:: EXERCISE DESCRIPTION ::
The lines to copy are those with "heures" in them. Pull each one from the entries below.

:: RECORDS FOR THIS EXERCISE ::

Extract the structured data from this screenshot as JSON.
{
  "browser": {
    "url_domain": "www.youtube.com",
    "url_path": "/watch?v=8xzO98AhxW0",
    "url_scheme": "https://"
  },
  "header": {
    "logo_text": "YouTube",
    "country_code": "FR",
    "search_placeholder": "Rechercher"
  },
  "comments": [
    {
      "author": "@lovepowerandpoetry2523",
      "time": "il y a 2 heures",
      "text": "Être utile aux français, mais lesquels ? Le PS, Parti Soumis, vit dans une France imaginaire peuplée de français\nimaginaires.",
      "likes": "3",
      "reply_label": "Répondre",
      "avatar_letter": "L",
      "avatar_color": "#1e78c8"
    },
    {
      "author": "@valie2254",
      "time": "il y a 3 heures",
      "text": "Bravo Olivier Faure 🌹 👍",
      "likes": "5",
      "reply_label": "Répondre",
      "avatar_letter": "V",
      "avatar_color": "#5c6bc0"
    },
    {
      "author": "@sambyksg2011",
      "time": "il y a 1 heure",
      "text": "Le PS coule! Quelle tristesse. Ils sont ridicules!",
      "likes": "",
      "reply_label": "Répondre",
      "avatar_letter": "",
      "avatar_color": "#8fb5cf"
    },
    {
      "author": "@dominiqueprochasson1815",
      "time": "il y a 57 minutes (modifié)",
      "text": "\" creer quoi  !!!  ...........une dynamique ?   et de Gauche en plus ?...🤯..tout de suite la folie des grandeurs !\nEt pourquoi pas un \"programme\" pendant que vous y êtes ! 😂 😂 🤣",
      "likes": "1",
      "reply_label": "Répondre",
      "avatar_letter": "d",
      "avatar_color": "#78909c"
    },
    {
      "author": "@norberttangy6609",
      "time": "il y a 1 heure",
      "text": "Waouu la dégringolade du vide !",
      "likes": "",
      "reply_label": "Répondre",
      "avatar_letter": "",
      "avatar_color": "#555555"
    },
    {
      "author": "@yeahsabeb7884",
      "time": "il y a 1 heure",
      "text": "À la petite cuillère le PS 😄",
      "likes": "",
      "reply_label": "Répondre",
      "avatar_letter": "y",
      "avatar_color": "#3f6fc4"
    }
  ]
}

:: EXERCISE RESPONSE ::
      "time": "il y a 2 heures",
      "time": "il y a 3 heures",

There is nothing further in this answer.